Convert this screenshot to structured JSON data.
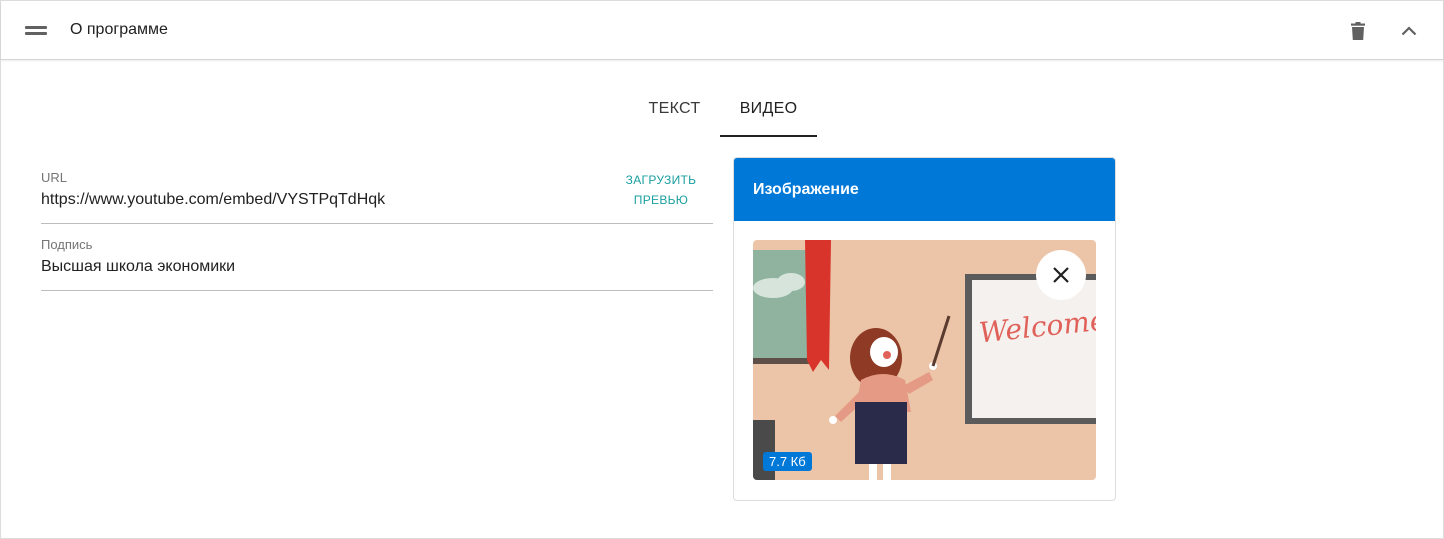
{
  "panel": {
    "title": "О программе",
    "icons": {
      "drag": "drag-handle-icon",
      "delete": "trash-icon",
      "collapse": "chevron-up-icon"
    }
  },
  "tabs": [
    {
      "label": "ТЕКСТ",
      "active": false
    },
    {
      "label": "ВИДЕО",
      "active": true
    }
  ],
  "form": {
    "url_label": "URL",
    "url_value": "https://www.youtube.com/embed/VYSTPqTdHqk",
    "load_preview_label_1": "ЗАГРУЗИТЬ",
    "load_preview_label_2": "ПРЕВЬЮ",
    "caption_label": "Подпись",
    "caption_value": "Высшая школа экономики"
  },
  "image_card": {
    "title": "Изображение",
    "file_size": "7.7 Кб",
    "remove_icon": "close-icon",
    "preview_text": "Welcome"
  },
  "colors": {
    "accent": "#0078d7",
    "link": "#1a9fa0"
  }
}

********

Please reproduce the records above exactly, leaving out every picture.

YOUR RESPONSE
Convert this screenshot to structured JSON data.
{
  "panel": {
    "title": "О программе",
    "icons": {
      "drag": "drag-handle-icon",
      "delete": "trash-icon",
      "collapse": "chevron-up-icon"
    }
  },
  "tabs": [
    {
      "label": "ТЕКСТ",
      "active": false
    },
    {
      "label": "ВИДЕО",
      "active": true
    }
  ],
  "form": {
    "url_label": "URL",
    "url_value": "https://www.youtube.com/embed/VYSTPqTdHqk",
    "load_preview_label_1": "ЗАГРУЗИТЬ",
    "load_preview_label_2": "ПРЕВЬЮ",
    "caption_label": "Подпись",
    "caption_value": "Высшая школа экономики"
  },
  "image_card": {
    "title": "Изображение",
    "file_size": "7.7 Кб",
    "remove_icon": "close-icon",
    "preview_text": "Welcome"
  },
  "colors": {
    "accent": "#0078d7",
    "link": "#1a9fa0"
  }
}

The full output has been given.